**Exercise objective**: The answer should be a single number: how many lines of the entries below hold the word "implement".

Dataset rows describing interfaces:
++++

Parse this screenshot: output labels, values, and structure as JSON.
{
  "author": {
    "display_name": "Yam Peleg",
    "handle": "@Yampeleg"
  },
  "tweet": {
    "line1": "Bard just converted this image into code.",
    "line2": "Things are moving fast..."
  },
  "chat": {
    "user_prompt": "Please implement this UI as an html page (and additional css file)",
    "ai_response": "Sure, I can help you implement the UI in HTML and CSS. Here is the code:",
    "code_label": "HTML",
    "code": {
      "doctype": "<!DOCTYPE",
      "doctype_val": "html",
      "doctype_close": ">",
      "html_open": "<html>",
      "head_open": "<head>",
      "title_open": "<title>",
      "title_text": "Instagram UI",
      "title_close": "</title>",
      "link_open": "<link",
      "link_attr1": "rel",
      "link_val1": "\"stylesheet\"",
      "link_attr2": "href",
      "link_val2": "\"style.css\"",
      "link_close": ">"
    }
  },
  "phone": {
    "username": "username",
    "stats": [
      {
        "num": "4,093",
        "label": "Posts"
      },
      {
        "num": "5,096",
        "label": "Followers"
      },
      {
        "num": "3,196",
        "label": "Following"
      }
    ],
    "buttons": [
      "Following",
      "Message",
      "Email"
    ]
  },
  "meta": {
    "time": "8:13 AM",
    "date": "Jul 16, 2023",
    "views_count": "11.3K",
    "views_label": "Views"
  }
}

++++

**Exercise output**: 2